Narcisse Tiky, assistant professor in residence at the University of Connecticut-Storrs and research associate at the John Goodwin Tower Center for Political Studies at Southern Methodist University, expanded on the metaphor.

“I would like to say that when two elephants fight, all the sheep go, to stay away,” said Tiky. “They stay away and wait for the fight to be over, so that the sheep will actually come and pick up the pieces. Is that what’s happening in Africa?”

Joining Siwela and Tiky in the discussion was Soji Adelaja, professor of land policy and director of the Land Policy Institute at Michigan State University. The discussion was chaired by Donald Sparks, professor of international economics in the School Of Business Administration at the Citadel.

Siwela highlighted the different roles that China and the United States have traditionally played in Africa, with the United States investing in social and educational programs and China investing in infrastructure.

Adelaja acknowledged the range of benefits that have been brought to Africa, but focused his comments on the motivations that China has for investment in Africa.

He explained the extreme ends of those motivations: on one end is an altruistic interest in the development of Africa and on the other is a neo-colonial interest in exploiting Africa’s resources.

China’s motivations lie somewhere between these extremes, and those motivations are driven by the increasing demands of the Chinese people.

“We’re talking about massive growth in the consumption of food in China, and that raises the question, where is that food going to come from,” said Adelaja. Add to that China’s appetite for natural resources, and motivations for Chinese involvement in Africa are strong.

Adelaja supported his statements by showing consumption trends in China as well as pointing out the resources Africa has to offer.

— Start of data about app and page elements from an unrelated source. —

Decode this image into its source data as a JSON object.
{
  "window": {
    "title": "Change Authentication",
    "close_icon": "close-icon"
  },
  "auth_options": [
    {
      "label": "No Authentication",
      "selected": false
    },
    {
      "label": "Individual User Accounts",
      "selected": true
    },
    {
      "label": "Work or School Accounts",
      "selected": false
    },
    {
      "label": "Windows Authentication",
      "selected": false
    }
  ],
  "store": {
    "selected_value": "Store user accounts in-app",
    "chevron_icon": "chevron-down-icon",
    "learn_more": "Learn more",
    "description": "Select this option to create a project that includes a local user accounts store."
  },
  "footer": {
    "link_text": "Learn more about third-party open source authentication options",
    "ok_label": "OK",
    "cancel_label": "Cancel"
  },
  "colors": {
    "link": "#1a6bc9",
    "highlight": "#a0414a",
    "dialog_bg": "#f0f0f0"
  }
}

“When we ask the question ‘Is China good for Africa?’ or ‘Is the United States good for Africa?’ I would like to suggest that our partners in Africa spend a little bit more time looking beyond what is currently happening and try to understand motivations, connecting the dots.”

Tiky raised the question of who benefits from U.S. and Chinese involvement in Africa.

“The question would be, is this competition good for the Africans, for the African people?” said Tiky. “We know that the governments are benefiting, but are the African people benefiting?”

Sparks took the elephant metaphor a step further at the end of the discussion, pointing to the danger to Africa of a close relationship between China and the U.S. in African affairs.

“One last point about the elephant parable,” said Sparks. “When two elephants make love, the grass suffers.”

–John Robertson